I periodically do hard braking just to keep the brakes clean, for practice, and because it's pretty fun. I never have any problem getting the ABS to kick in, which means that I'm at the limit imposed by the tires. Which means that better brakes wouldn't improve the stopping distance, even if they made the pedal feel like it was more responsive.
If you never use the brakes, then they glaze over and don't work all that well. That's also going to be true with other brakes. You just notice it way more in the Roadster (and presumably Model S) because of the strong regen.
On the other hand, lots of you who seem to know what you're talking about hate the brakes. So, am I missing something, or is it really just about the pedal feel and not the stopping distance?
- - - Updated - - -
Oh, and another thing that I don't really understand is why if they're planning on putting in something like the Model S power train (better inverter, motor, battery cells) why you'd expect better performance with a smaller pack. That's certainly not true with the S, the larger packs do better. Presumably this is because they have more power, which means that the place where the torque curve hits it knee is faster.

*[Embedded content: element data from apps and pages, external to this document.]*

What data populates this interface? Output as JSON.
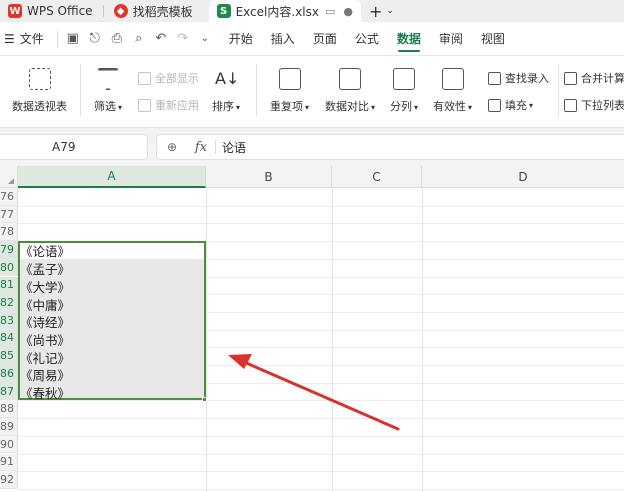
{
  "tabs": [
    {
      "label": "WPS Office",
      "icon": "wps-logo-icon",
      "color": "#e0362c"
    },
    {
      "label": "找稻壳模板",
      "icon": "docer-logo-icon",
      "color": "#e0362c"
    },
    {
      "label": "Excel内容.xlsx",
      "icon": "sheet-file-icon",
      "color": "#1e8a4c",
      "active": true
    }
  ],
  "menu": {
    "file": "文件",
    "items": [
      "开始",
      "插入",
      "页面",
      "公式",
      "数据",
      "审阅",
      "视图"
    ],
    "active": "数据"
  },
  "ribbon": {
    "pivot": "数据透视表",
    "filter": "筛选",
    "show_all": "全部显示",
    "reapply": "重新应用",
    "sort": "排序",
    "duplicates": "重复项",
    "compare": "数据对比",
    "split": "分列",
    "validity": "有效性",
    "find_entry": "查找录入",
    "fill": "填充",
    "merge_calc": "合并计算",
    "dropdown_list": "下拉列表"
  },
  "formula_bar": {
    "cell_ref": "A79",
    "fx_label": "fx",
    "value": "论语"
  },
  "columns": [
    "A",
    "B",
    "C",
    "D"
  ],
  "rows": [
    {
      "num": "76",
      "a": ""
    },
    {
      "num": "77",
      "a": ""
    },
    {
      "num": "78",
      "a": ""
    },
    {
      "num": "79",
      "a": "《论语》"
    },
    {
      "num": "80",
      "a": "《孟子》"
    },
    {
      "num": "81",
      "a": "《大学》"
    },
    {
      "num": "82",
      "a": "《中庸》"
    },
    {
      "num": "83",
      "a": "《诗经》"
    },
    {
      "num": "84",
      "a": "《尚书》"
    },
    {
      "num": "85",
      "a": "《礼记》"
    },
    {
      "num": "86",
      "a": "《周易》"
    },
    {
      "num": "87",
      "a": "《春秋》"
    },
    {
      "num": "88",
      "a": ""
    },
    {
      "num": "89",
      "a": ""
    },
    {
      "num": "90",
      "a": ""
    },
    {
      "num": "91",
      "a": ""
    },
    {
      "num": "92",
      "a": ""
    }
  ],
  "colors": {
    "accent": "#1a7f4b",
    "selection_border": "#4a8f3a",
    "annotation_arrow": "#d9312b"
  }
}
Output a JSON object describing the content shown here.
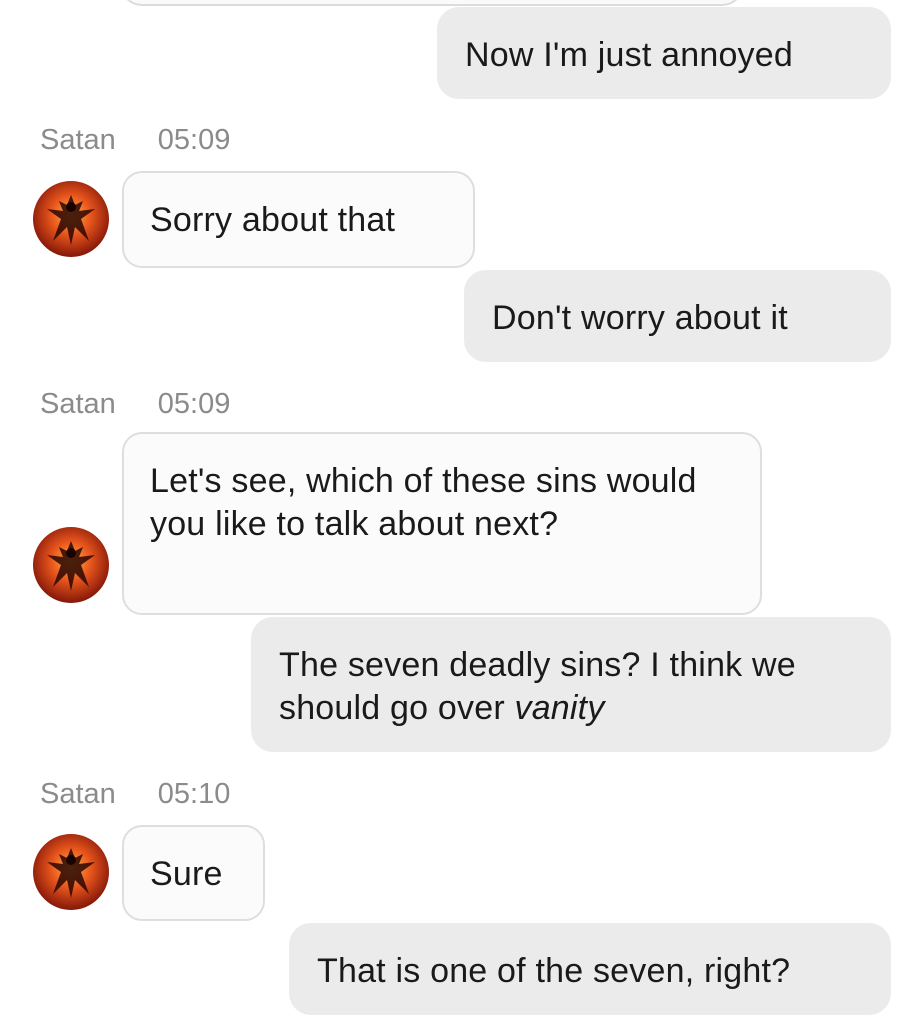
{
  "contact": {
    "name": "Satan",
    "avatar_icon": "demon-avatar-icon"
  },
  "messages": [
    {
      "from": "me",
      "text": "Now I'm just annoyed"
    },
    {
      "from": "Satan",
      "time": "05:09",
      "text": "Sorry about that"
    },
    {
      "from": "me",
      "text": "Don't worry about it"
    },
    {
      "from": "Satan",
      "time": "05:09",
      "text": "Let's see, which of these sins would you like to talk about next?"
    },
    {
      "from": "me",
      "text": "The seven deadly sins? I think we should go over ",
      "emphasis": "vanity"
    },
    {
      "from": "Satan",
      "time": "05:10",
      "text": "Sure"
    },
    {
      "from": "me",
      "text": "That is one of the seven, right?"
    }
  ],
  "colors": {
    "sent_bubble": "#ebebeb",
    "received_bubble": "#fbfbfb",
    "received_border": "#dedede",
    "meta_text": "#8b8b8b"
  }
}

Why wouldn't that be equally true on the Roadster?
Now, if you're trying to build a great track car, maybe the reduced mass would be worth more than the increased acceleration because turning and breaking performance matter more than speeding up. But, I'd expect a larger Roadster pack would have a better 0-60 than a smaller one (until it hits the limit of the tires).